@The_Quiet_One that makes sense until you have strange problems with Crystal reports and have to manually change the minimum version required for assemblies in web.config because something very weird is happening.
I don't remember it well, but every time I had to mess with web.config it was some weird bug and I was up for a bad time
DESCRIPTIONOlly olly oxen free, I see three! These cute and cuddly creatures are not the best hiders. In an attempt to stay camouflaged, these little critters forgot about their tails. Available in three different styles, Rabbit, Fox and Squirrel, the Creature Camouflage Teacups are the perfect...
I secretly wondered what the point of VR hats was. I accidentally placed one on my character and couldn't figure out how to get it off (because I was playing with a mouse and keyboard, and it is impossible with the current control scheme to reach the emulated hand up to your "head" to attempt taking it off...
What letters are not allowed in the 1st, 3rd or 5th position?
Whatever letters the Canada Post's address validation API refuses?
You think we have an Address Validation API?
Hahahahahah MAPLE LEAF HAHAHAHAHAHAHAHAH!
No, Canada Post doesn't offer that. So someone made a crowd-sourced version of the postal code / reverse lookup database. So Canada Post sued him.
fake edit 1 Looks like after 4 years the case was settled out of court-- reading between the lines looks like Canada Post realized you can't sue someone for crowdsourcing information, and dropped the suit.

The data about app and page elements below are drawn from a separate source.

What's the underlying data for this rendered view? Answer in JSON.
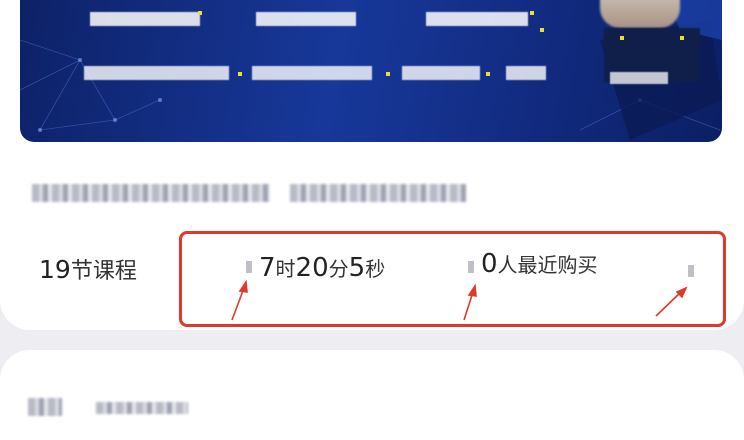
{
  "course": {
    "lesson_count": "19",
    "lesson_unit": "节课程",
    "duration": {
      "hours": "7",
      "hours_unit": "时",
      "minutes": "20",
      "minutes_unit": "分",
      "seconds": "5",
      "seconds_unit": "秒"
    },
    "buyers": {
      "count": "0",
      "label": "人最近购买"
    }
  },
  "colors": {
    "highlight_border": "#e0382a",
    "annotation_arrow": "#e0382a",
    "banner_bg": "#17389a"
  }
}
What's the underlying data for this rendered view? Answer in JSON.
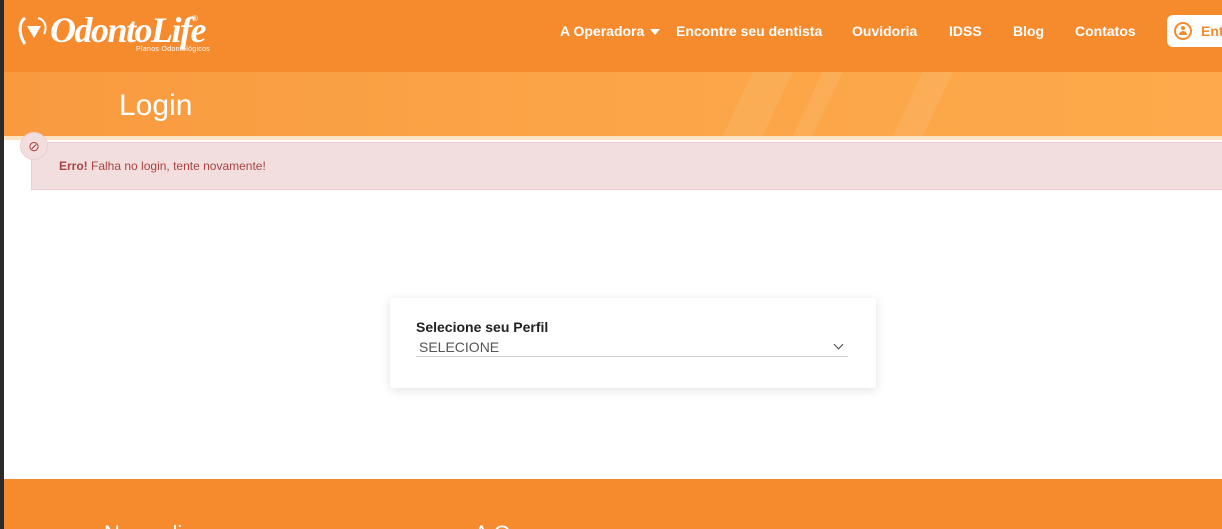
{
  "header": {
    "logo": {
      "wordmark": "OdontoLife",
      "registered": "®",
      "tagline": "Planos Odontológicos"
    },
    "nav": [
      {
        "label": "A Operadora",
        "has_dropdown": true
      },
      {
        "label": "Encontre seu dentista"
      },
      {
        "label": "Ouvidoria"
      },
      {
        "label": "IDSS"
      },
      {
        "label": "Blog"
      },
      {
        "label": "Contatos"
      }
    ],
    "enter_button": {
      "label": "Entrar",
      "icon": "user-circle-icon"
    }
  },
  "banner": {
    "title": "Login"
  },
  "alert": {
    "icon": "ban-icon",
    "title": "Erro!",
    "message": "Falha no login, tente novamente!"
  },
  "profile_card": {
    "label": "Selecione seu Perfil",
    "select_value": "SELECIONE"
  },
  "footer": {
    "text_left": "Nossa li...",
    "text_right": "A Opera..."
  },
  "colors": {
    "brand_orange": "#f68b2e",
    "alert_bg": "#f2dede",
    "alert_text": "#a94442"
  }
}
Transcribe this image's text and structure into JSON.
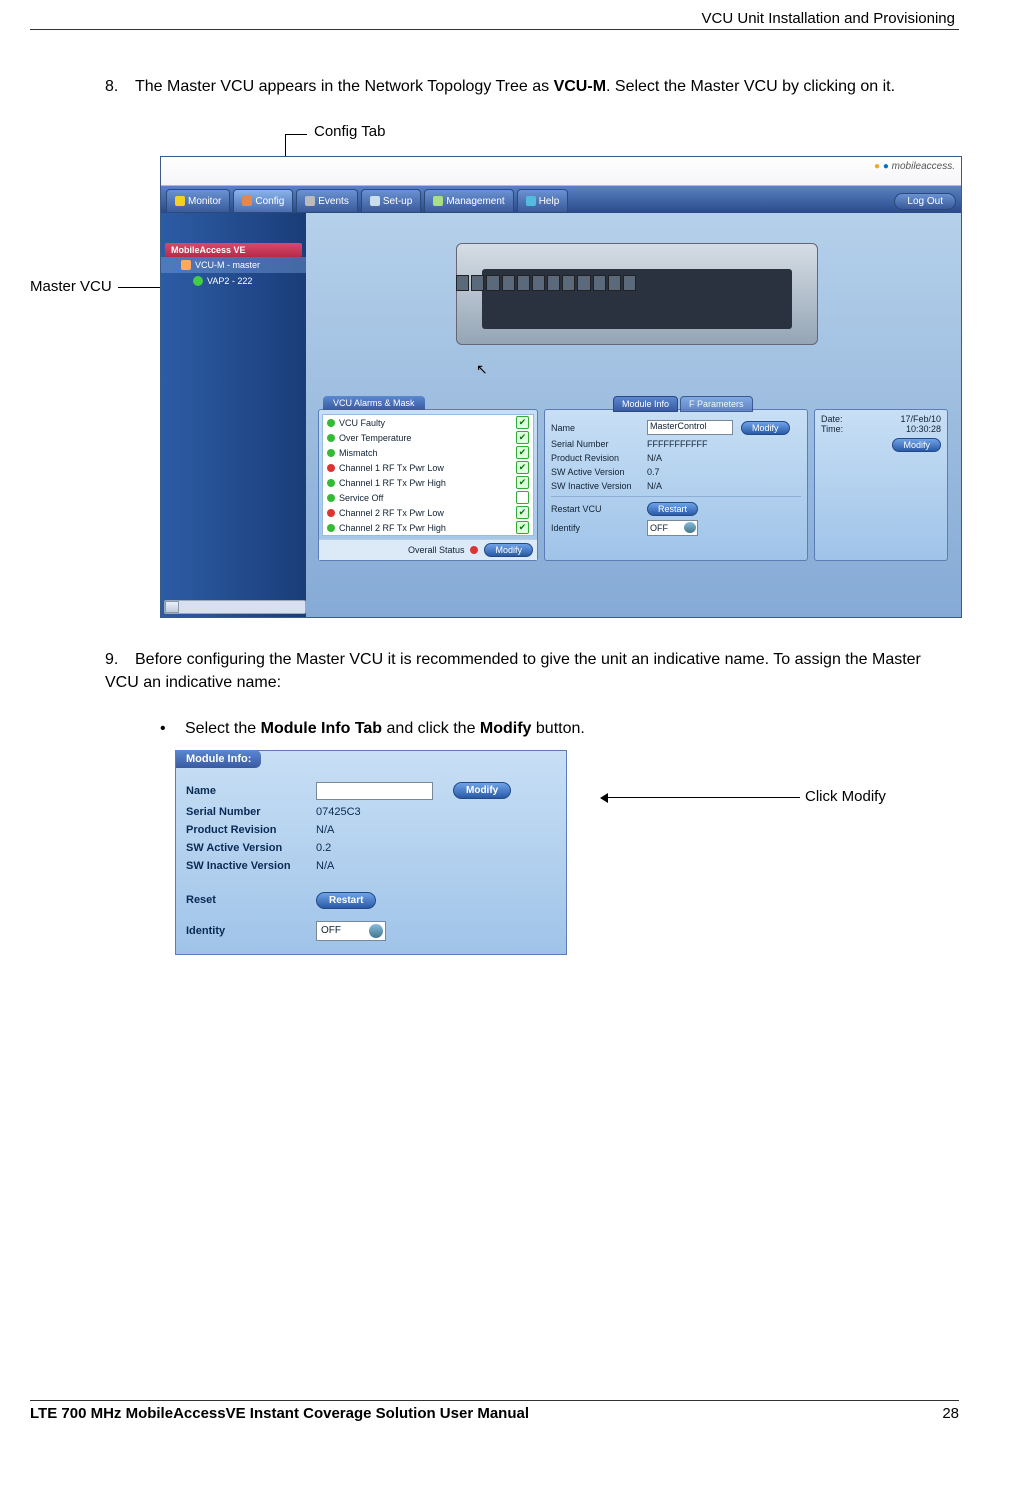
{
  "header_text": "VCU Unit Installation and Provisioning",
  "step8": {
    "num": "8.",
    "text_a": "The Master VCU appears in the Network Topology Tree as ",
    "text_b": "VCU-M",
    "text_c": ". Select the Master VCU by clicking on it."
  },
  "annot": {
    "config_tab": "Config Tab",
    "master_vcu": "Master VCU",
    "click_modify": "Click Modify"
  },
  "app": {
    "brand": "mobileaccess.",
    "tabs": [
      "Monitor",
      "Config",
      "Events",
      "Set-up",
      "Management",
      "Help"
    ],
    "logout": "Log Out",
    "tree_header": "MobileAccess VE",
    "tree_items": [
      {
        "label": "VCU-M - master",
        "selected": true,
        "icon": "orange"
      },
      {
        "label": "VAP2 - 222",
        "selected": false,
        "icon": "green"
      }
    ],
    "alarms_panel_title": "VCU Alarms & Mask",
    "alarms": [
      {
        "color": "green",
        "label": "VCU Faulty",
        "checked": true
      },
      {
        "color": "green",
        "label": "Over Temperature",
        "checked": true
      },
      {
        "color": "green",
        "label": "Mismatch",
        "checked": true
      },
      {
        "color": "red",
        "label": "Channel 1 RF Tx Pwr Low",
        "checked": true
      },
      {
        "color": "green",
        "label": "Channel 1 RF Tx Pwr High",
        "checked": true
      },
      {
        "color": "green",
        "label": "Service Off",
        "checked": false
      },
      {
        "color": "red",
        "label": "Channel 2 RF Tx Pwr Low",
        "checked": true
      },
      {
        "color": "green",
        "label": "Channel 2 RF Tx Pwr High",
        "checked": true
      }
    ],
    "overall_status_label": "Overall Status",
    "modify_btn": "Modify",
    "module_tab_active": "Module Info",
    "module_tab_bg": "F Parameters",
    "module_rows": {
      "name_label": "Name",
      "name_value": "MasterControl",
      "serial_label": "Serial Number",
      "serial_value": "FFFFFFFFFFF",
      "rev_label": "Product Revision",
      "rev_value": "N/A",
      "sw_active_label": "SW Active Version",
      "sw_active_value": "0.7",
      "sw_inactive_label": "SW Inactive Version",
      "sw_inactive_value": "N/A",
      "restart_label": "Restart VCU",
      "restart_btn": "Restart",
      "identify_label": "Identify",
      "identify_value": "OFF"
    },
    "date_panel": {
      "date_label": "Date:",
      "date_value": "17/Feb/10",
      "time_label": "Time:",
      "time_value": "10:30:28",
      "modify_btn": "Modify"
    }
  },
  "step9": {
    "num": "9.",
    "text": "Before configuring the Master VCU it is recommended to give the unit an indicative name. To assign the Master VCU an indicative name:"
  },
  "bullet1": {
    "text_a": "Select the ",
    "text_b": "Module Info Tab",
    "text_c": " and click the ",
    "text_d": "Modify",
    "text_e": " button."
  },
  "panel2": {
    "title": "Module Info:",
    "name_label": "Name",
    "modify_btn": "Modify",
    "serial_label": "Serial Number",
    "serial_value": "07425C3",
    "rev_label": "Product Revision",
    "rev_value": "N/A",
    "swa_label": "SW Active Version",
    "swa_value": "0.2",
    "swi_label": "SW Inactive Version",
    "swi_value": "N/A",
    "reset_label": "Reset",
    "restart_btn": "Restart",
    "identity_label": "Identity",
    "identity_value": "OFF"
  },
  "footer": {
    "title": "LTE 700 MHz MobileAccessVE Instant Coverage Solution User Manual",
    "page": "28"
  }
}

"Canada Post commenced court proceedings in 2012 against Geolytica Inc. for copyright infringement in relation to Geolytica Inc.'s Canadian Postal Code Geocoded Dataset and related services offered on its website at geocoder.ca. The parties have now settled their dispute and Canada Post will discontinue the court proceedings. The postal codes returned by various geocoder interface APIs and downloadable on geocoder.ca, are estimated via a crowdsourcing process. They are not licensed by geocoder.ca from Canada Post, the entity responsible for assigning postal codes to street addresses. Geolytica continues to offer its products and services, using the postal code data it has collected via a crowdsourcing process which it created."
So please everyone, use GeoCoder!

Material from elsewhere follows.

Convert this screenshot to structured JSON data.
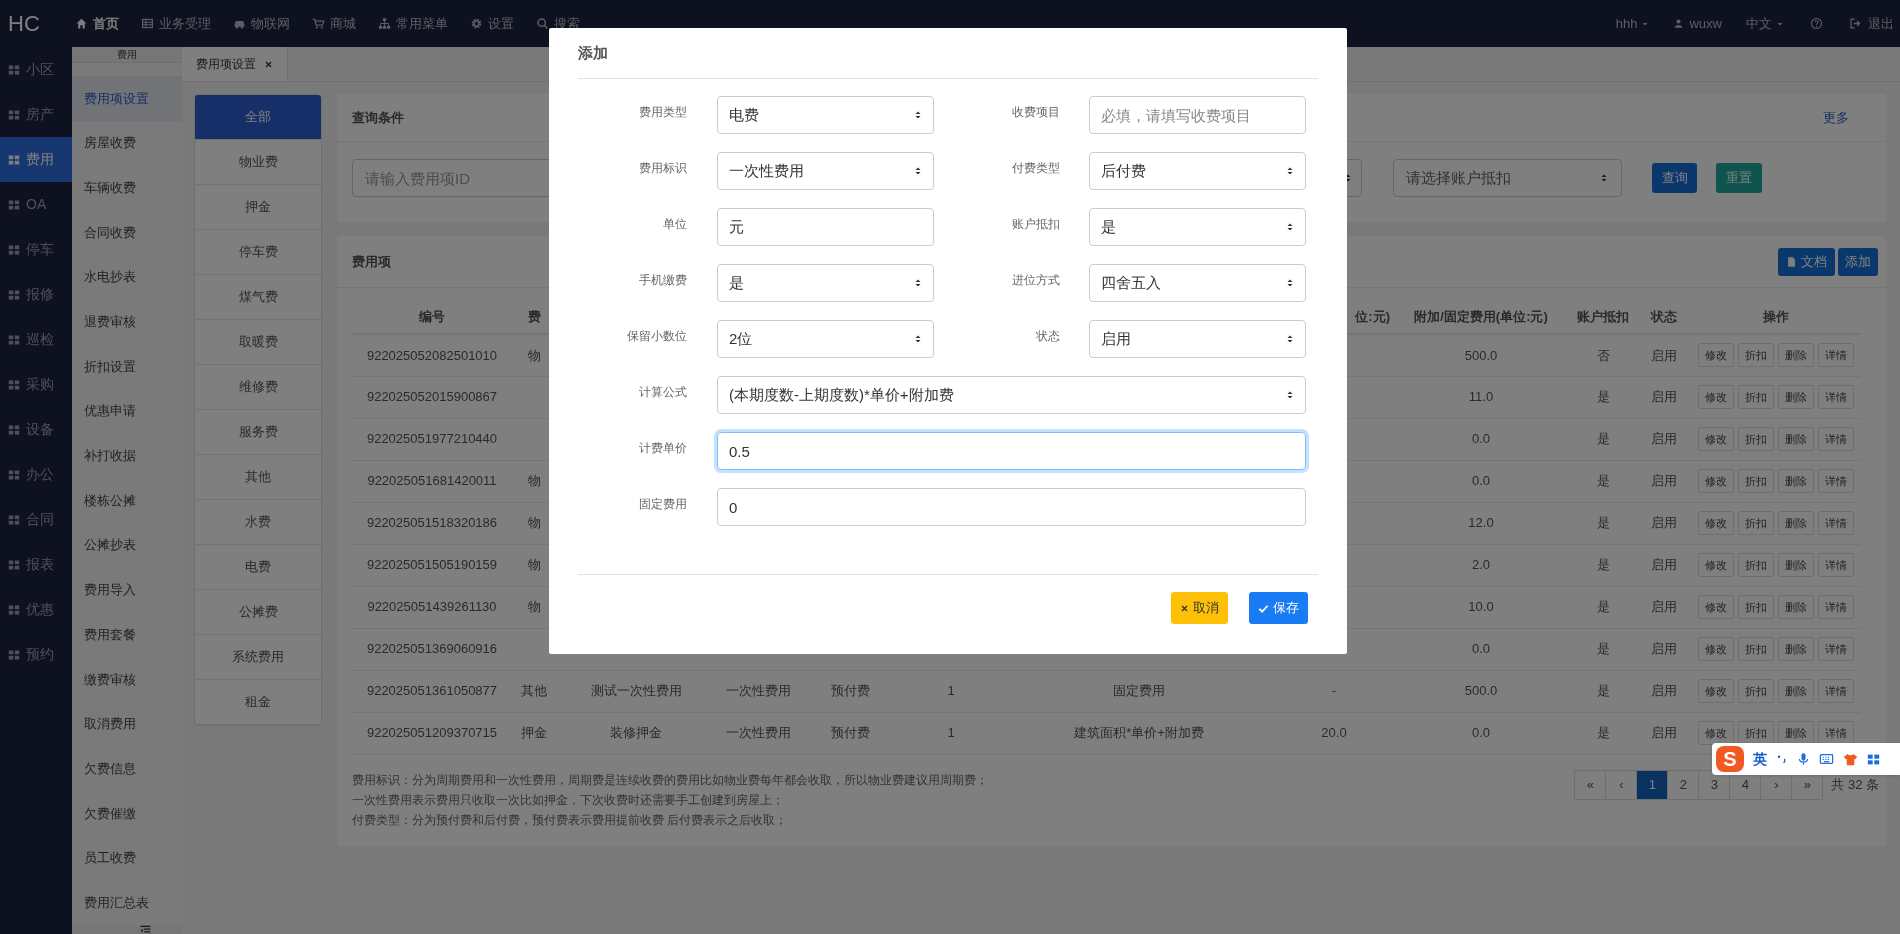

fake edit Looks like Canada Post offers some very very limited web services-- but they're all around rate quotes.
If they're anything like the USPS, they don't provide address hygiene services directly but instead license datasets to third party service providers who then build software which is then tested and certified against operational standards and can then be licensed to consumer companies.
Because that's way more efficient than just writing some fucking in house APIs.
Sauce: Constantly arguing with my bosses about why we license garbage third party solutions when we could cruise up to the USPS, pay half the money and build our own certified solution. This shit is kind of core to how we make money after all.
Documentation also means you're required to keep that behavior in the future.
That's a good thing from the perspective of anyone using the code. While yes, documenting stuff locks you down, it enables others to build on top. And you can do an API migration (as long as you change the major version and warn people that you've done it). They're slow to do, make some people grumble a lot, and you shouldn't do them very often, but it's not impossible.
If your software hasn't had a real release yet, nobody sane will be building on it in the first place. (The JS world isn't sane, of course.)
Well, yeah, it is all a conspiracy. The problem is, the conspiracy is between the ears of each and every one of us.
"The greatest strength of The Conspiracy is that it doesn't exist.
The greatest weakness of The Conspiracy is that it does."
-- me, after reading Illuminatus! for the first time and repeated several times over the past 25 years. I still insist it makes sense, at least to me.
One thing that worked for me was using the technology I wanted to learn in support of the job I was currently doing. For example, if you work as DBA and want to learn Haskell, try writing a SQL parser in Haskell and using that to examine stored procedure code for implicit type conversions (which are the root of all evil).